Why was Elsa born with magical powers? The answer is calling her and threatening her kingdom. Together with Anna, Kristoff, Olaf, and Sven, she’ll set out on a dangerous but remarkable journey. In the first film, Elsa feared her powers were too much for the world. Now she must hope they are enough.

Why it’s on the list: While the first film was a winter wonderland, the sequel takes place on the cusp of winter and is gorgeously animated. However, it definitely has issues which should not be dismissed, which you can read more about here.

Cover of Thumbelina


Born of a flower and growing to only a couple of inches tall, poor Thumbelina is worried she’ll never meet someone her own size, until she happens to catch the eye of Prince Cornelius of the Fairies. Just as soon as she finds love, however, it’s torn away from her when she is kidnapped by Ms. Toad. Now Thumbelina has to escape Ms. Toad’s grasp and search for Prince Cornelius. Luckily, there’s a whole city of animals willing to help her.

Why it’s on the list: Don Bluth films always, to me, perfectly encapsulate the feeling of oncoming winter, from ‘Thumbelina’ to ‘Anastasia’ to ‘The Secret of NIMH’. When I think of this movie, I think of poor Thumbelina crying because she’s cold and lost and her true love has been frozen in a block of ice (again, this feels peak November) as well as the beautiful scene of the fairies bringing Autumn to the land.

And that’s it for my list! What are your Fall favourites? Comment and let us know!

About Sumayyah

Sumayyah is an Information Assistant at the Vaughan Public Libraries. She's also a bookworm and author, constantly dreaming up a multitude of different stories and wrestling with finishing them.  |  Meet the team

4 thoughts on “Feel Good Fall Films

  1. And now I need to re-watch Fantastic Mr. Fox and the Princess Bride. And to finally get around to watching Knives Out. I don’t know if I have any proper fall favourites, but since Nov 5th is coming up can we count V for Vendetta? Though that movie is anything but cozy . Maybe more on point, but still stretching it a bit would be How to Train Your Dragon? Colourful dragons in place of colourful leaves, and, aside from the occasional dragon raid, Berk seems surprisingly cozy for a Viking village.

    Side note: You never linked directly to TV Tropes but that Frozen 2 Forbes article did so I ended up there anyway. That site is like a black hole.

    1. I actually just re-watched the Princess Bride while I was, ironically, sick and off from work! Knives Out is great but warning, if you have emetophobia like me, it can be a hard watch. Oooh, V for Vendetta is very November although how cozy it is would be a matter of perspective haha.

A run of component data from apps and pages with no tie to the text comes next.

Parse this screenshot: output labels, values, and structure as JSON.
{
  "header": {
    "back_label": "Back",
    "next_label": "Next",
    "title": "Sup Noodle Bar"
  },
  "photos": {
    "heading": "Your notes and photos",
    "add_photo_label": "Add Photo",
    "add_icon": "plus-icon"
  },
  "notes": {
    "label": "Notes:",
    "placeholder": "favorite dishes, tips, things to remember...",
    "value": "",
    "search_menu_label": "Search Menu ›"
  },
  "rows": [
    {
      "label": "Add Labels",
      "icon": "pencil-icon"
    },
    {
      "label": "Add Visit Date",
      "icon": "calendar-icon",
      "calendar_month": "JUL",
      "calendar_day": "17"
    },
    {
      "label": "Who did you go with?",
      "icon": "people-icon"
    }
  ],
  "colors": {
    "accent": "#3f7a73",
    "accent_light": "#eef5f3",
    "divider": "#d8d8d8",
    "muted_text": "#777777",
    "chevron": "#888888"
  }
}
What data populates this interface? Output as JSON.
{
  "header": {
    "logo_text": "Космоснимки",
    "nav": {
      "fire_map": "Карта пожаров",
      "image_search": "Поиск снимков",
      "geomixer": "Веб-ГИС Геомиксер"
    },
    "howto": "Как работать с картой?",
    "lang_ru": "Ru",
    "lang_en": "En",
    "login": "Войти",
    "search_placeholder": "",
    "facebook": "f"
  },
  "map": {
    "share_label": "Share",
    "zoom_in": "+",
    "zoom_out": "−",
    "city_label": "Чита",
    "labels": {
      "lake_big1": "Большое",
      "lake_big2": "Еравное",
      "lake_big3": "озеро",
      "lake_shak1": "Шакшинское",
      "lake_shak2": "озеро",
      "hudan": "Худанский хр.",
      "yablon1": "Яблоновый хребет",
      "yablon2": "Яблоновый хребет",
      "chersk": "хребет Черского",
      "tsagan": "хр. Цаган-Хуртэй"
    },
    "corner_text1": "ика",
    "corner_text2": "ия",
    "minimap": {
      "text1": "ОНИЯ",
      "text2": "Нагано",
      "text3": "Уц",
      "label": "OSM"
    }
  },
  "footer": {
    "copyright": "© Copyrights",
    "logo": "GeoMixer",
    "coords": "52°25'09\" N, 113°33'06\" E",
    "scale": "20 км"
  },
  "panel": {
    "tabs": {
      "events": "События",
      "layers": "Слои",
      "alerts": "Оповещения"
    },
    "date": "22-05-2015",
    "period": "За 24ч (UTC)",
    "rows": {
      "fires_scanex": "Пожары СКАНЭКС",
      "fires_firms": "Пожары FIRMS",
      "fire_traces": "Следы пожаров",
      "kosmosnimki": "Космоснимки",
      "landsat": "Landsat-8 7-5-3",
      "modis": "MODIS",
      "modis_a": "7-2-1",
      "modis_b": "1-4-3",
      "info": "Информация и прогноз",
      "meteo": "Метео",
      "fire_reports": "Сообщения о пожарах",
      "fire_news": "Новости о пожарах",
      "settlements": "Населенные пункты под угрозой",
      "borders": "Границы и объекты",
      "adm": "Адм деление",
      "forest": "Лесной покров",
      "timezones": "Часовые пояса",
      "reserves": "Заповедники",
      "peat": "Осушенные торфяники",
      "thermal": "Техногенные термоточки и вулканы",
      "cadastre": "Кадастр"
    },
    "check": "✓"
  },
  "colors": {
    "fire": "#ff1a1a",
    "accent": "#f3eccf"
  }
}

How To Train Your Dragon suits better, but for me feels like an October movie (my rationale being dragons -> Halloween -> October). Definitely very cozy though!

      Ah yes, the wonderful, terrible timesuck that is TV Tropes 😀

      Thanks for reading and commenting!

  2. Okay, we’re going to have to have a conversation about the 2022 adaptation of Persuasion. I actually enjoyed it for what it was, a fantasy version of the Regency era. It kind of reminded me of Bridgerton, to be honest.

    That being said, I haven’t read the novel. I think once you form a close connection with a book, you just want to be reminded of that experience while viewing an adaptation. Put another way, it’s like we want to see an adaptation of our experience of reading a book, not the book itself, if that makes sense. I felt that way about the Guernsey Literary and Potato Peel Pie Society. That is a great book that was made into a mediocre movie, and it was truly an adaptation. They took the general concept and ran with it in a lot of ways.

    I’m going to rewatch Persuasion (2022) to see if my opinion’s have changed, haha. I’m also going to watch the 1995 version because I didn’t know it existed! Thanks for this post, Sumayyah!

    1. Haha, ok, I will consider the possibility I might have enjoyed Persuasion (2022) more if I wasn’t already familiar with and attached to the book, as I feel exactly as you did with the Guernsey movie. I did enjoy Bridgerton, though! Thanks for commenting and let me know how you find the 1995 version!

Comments are closed.